Probably every grad student entertains such thoughts in despairing moments, and it is heartening to hear such words from a person with so illustrious a career in the field. No dichotomous argument in the literature ever seems to be settled. Experiments bear little resemblance to anything people do in real-life. We have only extremely limited control over anything that occurs in the lab. We invent theories that go far beyond the slim evidence obtained, and argue over the nature of ‘constructs’ like theologians disputing how many angels are on the head of a pin. I can’t go into a detailed re-telling of his arguments, but trust me, he makes a lot of valid points, and he knows what he is talking about.
TR: Jim, be careful, I don’t want you to get hurt if you fall off of your soapbox!
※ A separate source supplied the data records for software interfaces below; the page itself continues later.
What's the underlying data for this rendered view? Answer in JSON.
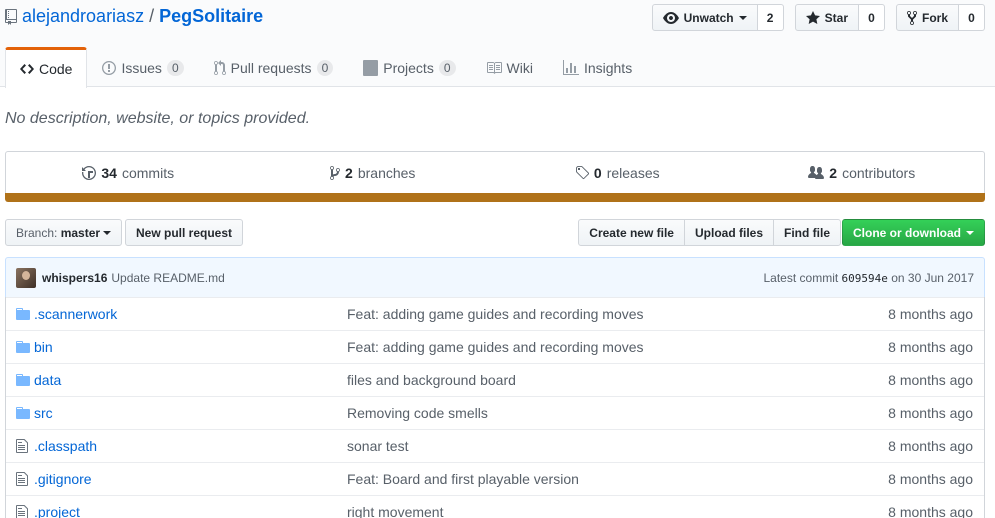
{
  "repo": {
    "owner": "alejandroariasz",
    "separator": "/",
    "name": "PegSolitaire"
  },
  "actions": {
    "watch_label": "Unwatch",
    "watch_count": "2",
    "star_label": "Star",
    "star_count": "0",
    "fork_label": "Fork",
    "fork_count": "0"
  },
  "tabs": [
    {
      "label": "Code",
      "icon": "code-icon"
    },
    {
      "label": "Issues",
      "count": "0",
      "icon": "issue-opened-icon"
    },
    {
      "label": "Pull requests",
      "count": "0",
      "icon": "git-pull-request-icon"
    },
    {
      "label": "Projects",
      "count": "0",
      "icon": "project-icon"
    },
    {
      "label": "Wiki",
      "icon": "book-icon"
    },
    {
      "label": "Insights",
      "icon": "graph-icon"
    }
  ],
  "description": "No description, website, or topics provided.",
  "summary": {
    "commits_num": "34",
    "commits_label": "commits",
    "branches_num": "2",
    "branches_label": "branches",
    "releases_num": "0",
    "releases_label": "releases",
    "contributors_num": "2",
    "contributors_label": "contributors"
  },
  "language_color": "#b07219",
  "file_nav": {
    "branch_prefix": "Branch:",
    "branch_name": "master",
    "new_pr": "New pull request",
    "create_file": "Create new file",
    "upload_files": "Upload files",
    "find_file": "Find file",
    "clone": "Clone or download"
  },
  "latest_commit": {
    "author": "whispers16",
    "message": "Update README.md",
    "prefix": "Latest commit",
    "sha": "609594e",
    "date": "on 30 Jun 2017"
  },
  "files": [
    {
      "type": "dir",
      "name": ".scannerwork",
      "message": "Feat: adding game guides and recording moves",
      "age": "8 months ago"
    },
    {
      "type": "dir",
      "name": "bin",
      "message": "Feat: adding game guides and recording moves",
      "age": "8 months ago"
    },
    {
      "type": "dir",
      "name": "data",
      "message": "files and background board",
      "age": "8 months ago"
    },
    {
      "type": "dir",
      "name": "src",
      "message": "Removing code smells",
      "age": "8 months ago"
    },
    {
      "type": "file",
      "name": ".classpath",
      "message": "sonar test",
      "age": "8 months ago"
    },
    {
      "type": "file",
      "name": ".gitignore",
      "message": "Feat: Board and first playable version",
      "age": "8 months ago"
    },
    {
      "type": "file",
      "name": ".project",
      "message": "right movement",
      "age": "8 months ago"
    }
  ]
}
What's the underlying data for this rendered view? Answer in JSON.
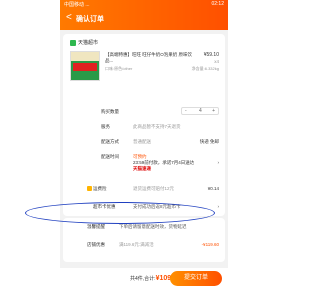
{
  "status": {
    "left": "中国移动 ...",
    "right": "02:12"
  },
  "header": {
    "back": "<",
    "title": "确认订单"
  },
  "store": {
    "name": "天猫超市"
  },
  "product": {
    "name": "【高端特惠】旺旺 旺仔牛奶O泡果奶 原味饮品...",
    "price": "¥59.10",
    "qty": "x4",
    "spec": "口味:原色/other",
    "weight": "净含量:6.332kg"
  },
  "image": {
    "band_text": "旺仔牛奶"
  },
  "rows": {
    "quantity_label": "购买数量",
    "quantity_minus": "-",
    "quantity_value": "4",
    "quantity_plus": "+",
    "service_label": "服务",
    "service_value": "此商品暂不支持7天退货",
    "delivery_label": "配送方式",
    "delivery_value": "普通配送",
    "delivery_right": "快递 免邮",
    "time_label": "配送时间",
    "time_tag": "可预约",
    "time_value": "23:59前付款，承诺7月4日送达",
    "time_brand": "天猫速递",
    "ship_label": "运费险",
    "ship_value": "退货运费可赔付12元",
    "ship_price": "¥0.14",
    "coupon_label": "超市卡优惠",
    "coupon_value": "支付成功后返8元超市卡",
    "reminder_label": "温馨提醒",
    "reminder_value": "下单后请留意配送时效，货物延迟",
    "store_discount_label": "店铺优惠",
    "store_discount_value": "满119.6元:满减活",
    "store_discount_price": "-¥119.60"
  },
  "bottom": {
    "count": "共4件,",
    "total_label": "合计:",
    "total_value": "¥109.80",
    "submit": "提交订单"
  }
}
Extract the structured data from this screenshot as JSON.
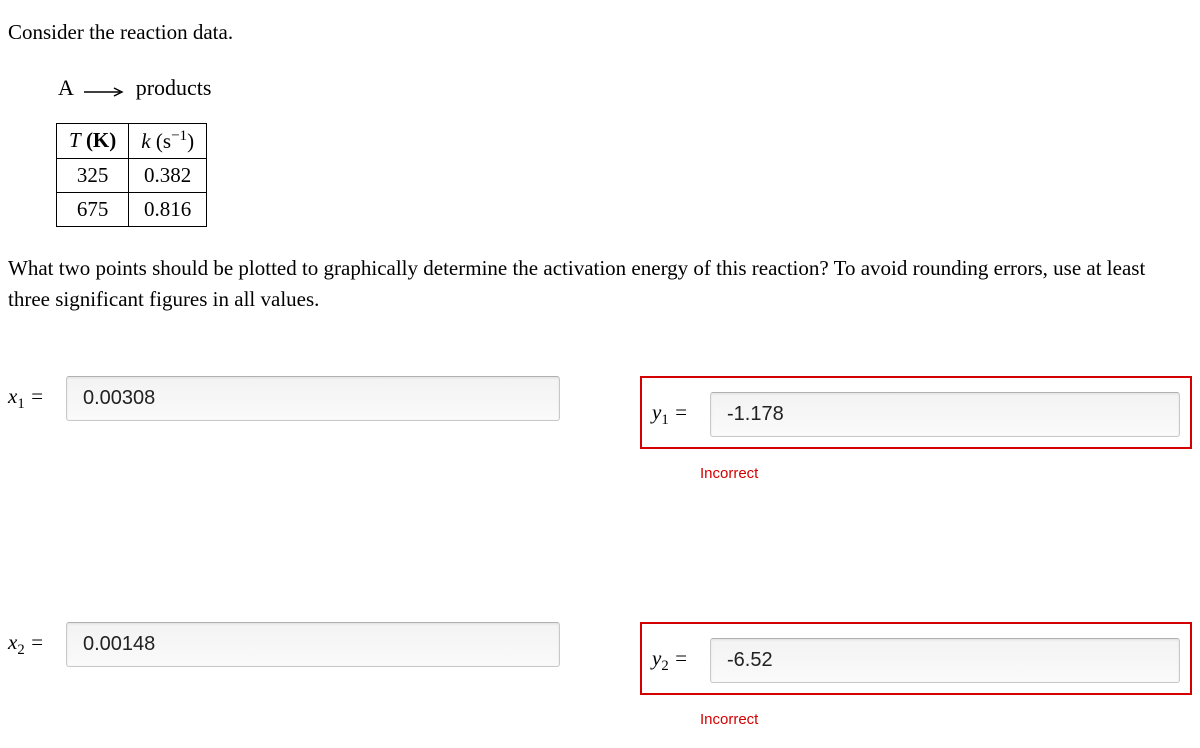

All kidding aside, it can be useful to stop and think about what it is that we are doing as researchers on a daily basis. Hopefully as is the case with Deese, it will only strengthen our resolve to improve on the method going forward.
JB: I agree. Let’s admit it, grad school involves a lot of pointless suffering and drudgery, and a sane animal wouldn’t do it for a minute. But academic psychology also provides opportunities for the biggest intellectual kicks around. Hopefully this article will communicate to our readers that they aren’t alone in appreciating either condition. I recommend these books to any grad student or teacher who wants to get outside of the orthodoxies of our training, even if just for a quick exposure to the devil’s advocate.